While motorcycle shopping, as any wildly successful young rapper might, XXXTentacion, born Jahseh Dwayne Onfroy, was sitting in his car when he was approached and shot by an unknown gunman. Before fleeing the scene in a black SUV, the assailant made out with X’s Louis Vuitton bag, presumably containing a large sum of cash. In a graphic video released just minutes after the attack, sirens blare in the distance as a crowd gathers. One man is seen desperately and unsuccessfully searching for a pulse. Although initially reported to be in critical condition, his death was later confirmed by the Broward County Sheriff’s Department.
Losing anyone to violent crime is tragic; losing someone so young and full of potential is heart-rending. Celebrities and fellow rappers took to social media to offer their condolences immediately following the news.
Kanye West was among the first to respond via Twitter saying, “rest in peace I never told you how much you inspired me when you were here thank you for existing.”
Big Sean offered one of the more thoughtful takes on X’s early departure tweeting, “My heart dropped when I heard about @xxxtentacion, I feel like we only got to see a glimpse of his artistry.

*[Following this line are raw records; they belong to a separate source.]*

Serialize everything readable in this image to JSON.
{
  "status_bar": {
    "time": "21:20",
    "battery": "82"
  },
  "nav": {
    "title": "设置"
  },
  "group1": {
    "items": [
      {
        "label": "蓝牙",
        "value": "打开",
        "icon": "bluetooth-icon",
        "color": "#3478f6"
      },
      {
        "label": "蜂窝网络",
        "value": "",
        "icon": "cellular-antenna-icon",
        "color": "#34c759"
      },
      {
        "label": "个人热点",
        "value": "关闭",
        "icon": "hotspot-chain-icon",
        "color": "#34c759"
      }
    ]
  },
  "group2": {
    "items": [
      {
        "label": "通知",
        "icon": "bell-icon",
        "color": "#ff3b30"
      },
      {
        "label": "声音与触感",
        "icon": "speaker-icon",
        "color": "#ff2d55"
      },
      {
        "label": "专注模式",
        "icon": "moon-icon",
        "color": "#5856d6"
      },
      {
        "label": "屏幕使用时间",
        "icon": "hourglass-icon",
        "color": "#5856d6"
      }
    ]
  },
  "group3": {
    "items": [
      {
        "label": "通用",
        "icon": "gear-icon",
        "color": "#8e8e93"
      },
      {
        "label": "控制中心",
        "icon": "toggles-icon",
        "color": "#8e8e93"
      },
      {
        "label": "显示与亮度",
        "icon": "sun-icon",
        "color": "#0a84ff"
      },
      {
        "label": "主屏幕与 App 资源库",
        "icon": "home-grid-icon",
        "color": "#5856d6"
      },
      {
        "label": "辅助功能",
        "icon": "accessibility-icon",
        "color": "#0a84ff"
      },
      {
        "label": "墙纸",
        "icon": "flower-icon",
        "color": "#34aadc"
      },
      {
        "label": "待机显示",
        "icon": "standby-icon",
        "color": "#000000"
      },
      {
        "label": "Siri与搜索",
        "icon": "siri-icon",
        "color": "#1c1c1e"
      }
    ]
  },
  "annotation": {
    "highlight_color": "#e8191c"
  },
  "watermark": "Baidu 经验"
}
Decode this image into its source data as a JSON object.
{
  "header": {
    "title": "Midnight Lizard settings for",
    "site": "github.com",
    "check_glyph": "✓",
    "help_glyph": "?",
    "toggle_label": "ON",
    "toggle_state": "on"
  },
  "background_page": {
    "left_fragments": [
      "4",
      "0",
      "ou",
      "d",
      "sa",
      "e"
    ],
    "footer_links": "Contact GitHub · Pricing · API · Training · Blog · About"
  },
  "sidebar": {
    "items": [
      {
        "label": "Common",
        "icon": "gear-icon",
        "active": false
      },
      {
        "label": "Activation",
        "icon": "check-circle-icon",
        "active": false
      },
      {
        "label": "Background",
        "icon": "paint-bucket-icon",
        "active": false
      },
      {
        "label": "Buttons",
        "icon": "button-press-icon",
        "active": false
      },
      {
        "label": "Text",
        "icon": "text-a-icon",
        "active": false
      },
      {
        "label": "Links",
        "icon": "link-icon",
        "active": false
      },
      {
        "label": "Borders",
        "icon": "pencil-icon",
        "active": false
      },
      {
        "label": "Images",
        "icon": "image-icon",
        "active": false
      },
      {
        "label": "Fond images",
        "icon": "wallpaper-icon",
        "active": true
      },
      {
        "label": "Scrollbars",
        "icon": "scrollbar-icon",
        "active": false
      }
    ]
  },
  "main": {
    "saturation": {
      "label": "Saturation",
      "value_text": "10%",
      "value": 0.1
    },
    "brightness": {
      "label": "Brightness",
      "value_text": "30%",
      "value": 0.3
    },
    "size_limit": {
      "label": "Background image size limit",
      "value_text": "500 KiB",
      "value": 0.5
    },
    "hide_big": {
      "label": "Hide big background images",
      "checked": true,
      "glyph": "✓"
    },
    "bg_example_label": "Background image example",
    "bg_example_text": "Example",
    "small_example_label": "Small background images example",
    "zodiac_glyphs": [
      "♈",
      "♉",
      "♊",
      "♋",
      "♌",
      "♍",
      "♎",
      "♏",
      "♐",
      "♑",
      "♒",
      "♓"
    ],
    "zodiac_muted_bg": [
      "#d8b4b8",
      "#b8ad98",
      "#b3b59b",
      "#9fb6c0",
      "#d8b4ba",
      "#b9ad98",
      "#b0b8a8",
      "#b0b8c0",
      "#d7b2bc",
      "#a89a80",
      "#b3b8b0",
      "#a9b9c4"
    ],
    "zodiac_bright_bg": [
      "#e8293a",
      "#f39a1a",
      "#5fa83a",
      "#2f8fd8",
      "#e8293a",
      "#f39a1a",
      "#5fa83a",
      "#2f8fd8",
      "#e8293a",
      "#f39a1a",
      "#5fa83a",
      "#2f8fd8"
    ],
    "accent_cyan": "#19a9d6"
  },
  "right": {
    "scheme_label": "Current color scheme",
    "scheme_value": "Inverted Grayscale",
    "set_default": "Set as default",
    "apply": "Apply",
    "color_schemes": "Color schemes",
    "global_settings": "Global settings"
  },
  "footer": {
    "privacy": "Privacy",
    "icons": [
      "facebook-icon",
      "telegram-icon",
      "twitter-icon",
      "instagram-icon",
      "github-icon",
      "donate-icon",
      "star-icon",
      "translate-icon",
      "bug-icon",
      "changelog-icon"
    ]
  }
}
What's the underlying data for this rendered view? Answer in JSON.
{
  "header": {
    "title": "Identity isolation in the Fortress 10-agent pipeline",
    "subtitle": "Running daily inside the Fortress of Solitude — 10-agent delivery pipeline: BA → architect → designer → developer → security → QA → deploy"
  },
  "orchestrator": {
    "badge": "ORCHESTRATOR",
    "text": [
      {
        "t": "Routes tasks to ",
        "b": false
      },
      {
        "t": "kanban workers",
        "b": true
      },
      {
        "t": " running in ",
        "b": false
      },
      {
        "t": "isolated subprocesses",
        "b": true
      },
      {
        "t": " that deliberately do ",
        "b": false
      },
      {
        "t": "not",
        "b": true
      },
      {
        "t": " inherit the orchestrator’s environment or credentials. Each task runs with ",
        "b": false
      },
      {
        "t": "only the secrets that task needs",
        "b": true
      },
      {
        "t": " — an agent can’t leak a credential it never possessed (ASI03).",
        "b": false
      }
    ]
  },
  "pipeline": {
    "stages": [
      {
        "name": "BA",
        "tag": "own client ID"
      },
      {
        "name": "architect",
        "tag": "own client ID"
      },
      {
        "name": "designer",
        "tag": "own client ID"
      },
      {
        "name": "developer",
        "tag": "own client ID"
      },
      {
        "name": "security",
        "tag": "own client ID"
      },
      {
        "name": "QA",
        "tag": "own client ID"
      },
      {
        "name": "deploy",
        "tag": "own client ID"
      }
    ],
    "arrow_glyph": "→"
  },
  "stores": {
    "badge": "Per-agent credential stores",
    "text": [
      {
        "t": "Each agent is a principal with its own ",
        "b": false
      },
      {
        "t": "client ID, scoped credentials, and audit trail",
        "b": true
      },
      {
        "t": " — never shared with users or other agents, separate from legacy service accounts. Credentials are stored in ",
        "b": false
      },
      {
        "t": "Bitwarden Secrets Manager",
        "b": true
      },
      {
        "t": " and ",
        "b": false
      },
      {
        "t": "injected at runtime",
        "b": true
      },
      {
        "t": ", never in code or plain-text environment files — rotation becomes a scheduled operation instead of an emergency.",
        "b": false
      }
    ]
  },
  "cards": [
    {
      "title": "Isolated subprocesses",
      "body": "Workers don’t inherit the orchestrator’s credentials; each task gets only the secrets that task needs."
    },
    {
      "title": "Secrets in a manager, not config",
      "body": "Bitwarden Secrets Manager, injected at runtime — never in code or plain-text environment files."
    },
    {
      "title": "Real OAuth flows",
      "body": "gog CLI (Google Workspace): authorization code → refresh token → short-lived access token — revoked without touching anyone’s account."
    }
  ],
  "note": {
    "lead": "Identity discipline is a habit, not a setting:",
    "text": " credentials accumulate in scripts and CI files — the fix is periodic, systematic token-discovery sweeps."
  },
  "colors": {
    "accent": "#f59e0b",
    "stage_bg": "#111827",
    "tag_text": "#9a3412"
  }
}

I didn’t know him personally but I respect how passionate he was about his music and message. Nobody deserves this kind of ending. gone too soon, damn! RIP.”
Others were not as kind in their recollections of Onfroy. His legacy was controversial to say the least, tainted or perhaps propped-up by his continual run-ins with the law. Many criticized him for condoning violence and drug use while simultaneously and hypocritically preaching messages of peace and love in various ranting videos posted online. In July 2016, Onfroy was arrested with charges of robbery and assault with a deadly weapon. At the time of his death, he was awaiting trial for a domestic violence incident involving his pregnant girlfriend.
The reasoned voices of dissent, i.e. those who aren’t facetious in their blatant disrespect for life lossed, urge us not to eulogize and unquestioningly extol the man behind the music. They argue that death is not the ultimate, biblical force of forgiveness many want it to be. Rather, we should distinguish between XXXTentacion the musical talent and Jahseh Onfroy the person, if such a thing is even possible, in our praise of his career while acknowledging the blemishes of his conduct.
Death was certainly not a subject Onfroy shied away from in his music. Throughout high school, he suffered from depression and used songwriting as a relief valve for these pent up feelings of anger and sadness, often inciting grotesque imagery in his lyrics – a technique undoubtedly borrowed from the grunge and nu-metal music he was so avidly consuming. His debut album “17” and subsequent project “?” featured death as a central point of reference. While he struggled to transcend the adolescent angst often associated with platitudinous, clichéd statements of the depressed person, it was clear that his music was evolving toward a more nuanced, honest articulation of his mental state. Speculation is of course a moot point as his musical evolution and understanding of self was cut tragically short at just 20 years old.
Mitchell Clark is a campus correspondent for The Daily Campus. He can be reached via email at firstname.lastname@example.org.